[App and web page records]
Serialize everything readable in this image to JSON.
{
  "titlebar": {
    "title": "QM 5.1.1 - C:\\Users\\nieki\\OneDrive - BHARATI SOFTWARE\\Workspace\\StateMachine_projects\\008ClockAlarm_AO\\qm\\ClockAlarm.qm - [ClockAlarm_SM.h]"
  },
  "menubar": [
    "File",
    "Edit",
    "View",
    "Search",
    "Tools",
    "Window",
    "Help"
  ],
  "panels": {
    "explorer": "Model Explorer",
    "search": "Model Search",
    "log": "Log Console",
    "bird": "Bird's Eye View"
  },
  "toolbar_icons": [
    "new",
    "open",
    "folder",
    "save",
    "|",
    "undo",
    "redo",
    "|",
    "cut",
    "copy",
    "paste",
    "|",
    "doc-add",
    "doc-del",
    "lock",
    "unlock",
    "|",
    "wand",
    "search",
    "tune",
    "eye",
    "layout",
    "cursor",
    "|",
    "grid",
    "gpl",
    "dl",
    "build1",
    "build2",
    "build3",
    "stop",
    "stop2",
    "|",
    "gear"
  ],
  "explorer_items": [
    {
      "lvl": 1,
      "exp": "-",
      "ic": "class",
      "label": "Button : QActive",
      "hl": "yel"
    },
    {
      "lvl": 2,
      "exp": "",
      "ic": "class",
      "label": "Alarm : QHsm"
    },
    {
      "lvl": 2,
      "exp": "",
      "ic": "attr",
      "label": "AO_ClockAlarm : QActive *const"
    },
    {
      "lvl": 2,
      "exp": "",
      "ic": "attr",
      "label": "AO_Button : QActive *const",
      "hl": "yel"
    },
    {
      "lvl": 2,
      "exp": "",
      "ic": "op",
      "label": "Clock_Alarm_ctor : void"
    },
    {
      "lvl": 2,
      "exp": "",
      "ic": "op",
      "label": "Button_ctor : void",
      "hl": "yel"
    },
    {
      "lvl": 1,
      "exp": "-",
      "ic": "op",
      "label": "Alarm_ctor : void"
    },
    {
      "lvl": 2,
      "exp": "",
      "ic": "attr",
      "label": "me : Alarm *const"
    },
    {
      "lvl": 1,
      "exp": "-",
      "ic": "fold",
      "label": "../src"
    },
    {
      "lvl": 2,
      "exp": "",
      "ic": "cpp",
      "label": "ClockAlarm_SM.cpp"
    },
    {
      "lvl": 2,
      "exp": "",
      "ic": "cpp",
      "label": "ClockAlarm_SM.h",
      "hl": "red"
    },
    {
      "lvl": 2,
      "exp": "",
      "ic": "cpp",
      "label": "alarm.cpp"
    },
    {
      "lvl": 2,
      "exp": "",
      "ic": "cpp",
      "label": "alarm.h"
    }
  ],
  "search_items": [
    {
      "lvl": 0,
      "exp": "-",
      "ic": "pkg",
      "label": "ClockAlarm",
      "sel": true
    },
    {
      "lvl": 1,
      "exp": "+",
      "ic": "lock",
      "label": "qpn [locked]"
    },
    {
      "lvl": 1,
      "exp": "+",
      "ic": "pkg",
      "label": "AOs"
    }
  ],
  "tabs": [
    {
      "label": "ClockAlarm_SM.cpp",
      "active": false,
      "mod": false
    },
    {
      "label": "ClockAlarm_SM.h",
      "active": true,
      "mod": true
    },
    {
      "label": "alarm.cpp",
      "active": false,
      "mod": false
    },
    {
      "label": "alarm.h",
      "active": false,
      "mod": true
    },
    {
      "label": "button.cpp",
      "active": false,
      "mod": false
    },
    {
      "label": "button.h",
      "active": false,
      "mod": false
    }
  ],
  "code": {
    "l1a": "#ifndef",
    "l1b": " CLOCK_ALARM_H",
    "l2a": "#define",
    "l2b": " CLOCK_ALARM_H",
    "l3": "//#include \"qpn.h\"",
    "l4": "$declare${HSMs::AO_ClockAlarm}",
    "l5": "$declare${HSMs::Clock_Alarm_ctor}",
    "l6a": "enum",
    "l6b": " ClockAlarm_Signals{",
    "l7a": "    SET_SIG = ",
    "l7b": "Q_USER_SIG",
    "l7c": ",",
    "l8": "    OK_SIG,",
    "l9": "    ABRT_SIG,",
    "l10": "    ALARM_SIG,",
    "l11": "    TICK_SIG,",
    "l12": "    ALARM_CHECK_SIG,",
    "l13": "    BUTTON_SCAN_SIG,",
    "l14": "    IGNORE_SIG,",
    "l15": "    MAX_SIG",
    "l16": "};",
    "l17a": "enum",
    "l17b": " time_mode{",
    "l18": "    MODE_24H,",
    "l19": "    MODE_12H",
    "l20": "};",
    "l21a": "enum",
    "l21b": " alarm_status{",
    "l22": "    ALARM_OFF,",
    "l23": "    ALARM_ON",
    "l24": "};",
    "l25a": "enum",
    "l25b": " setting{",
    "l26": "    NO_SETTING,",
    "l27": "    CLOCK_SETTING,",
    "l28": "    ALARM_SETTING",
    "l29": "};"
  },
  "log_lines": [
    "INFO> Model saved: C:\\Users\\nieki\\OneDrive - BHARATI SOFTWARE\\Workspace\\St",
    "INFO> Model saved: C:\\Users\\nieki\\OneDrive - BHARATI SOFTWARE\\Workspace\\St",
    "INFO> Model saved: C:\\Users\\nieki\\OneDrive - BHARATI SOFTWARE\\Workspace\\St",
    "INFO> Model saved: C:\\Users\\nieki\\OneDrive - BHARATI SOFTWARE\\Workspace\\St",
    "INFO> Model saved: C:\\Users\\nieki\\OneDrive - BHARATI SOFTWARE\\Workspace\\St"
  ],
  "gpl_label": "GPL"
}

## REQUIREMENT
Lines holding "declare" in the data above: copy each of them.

## ANSWER BELOW
    "l4": "$declare${HSMs::AO_ClockAlarm}",
    "l5": "$declare${HSMs::Clock_Alarm_ctor}",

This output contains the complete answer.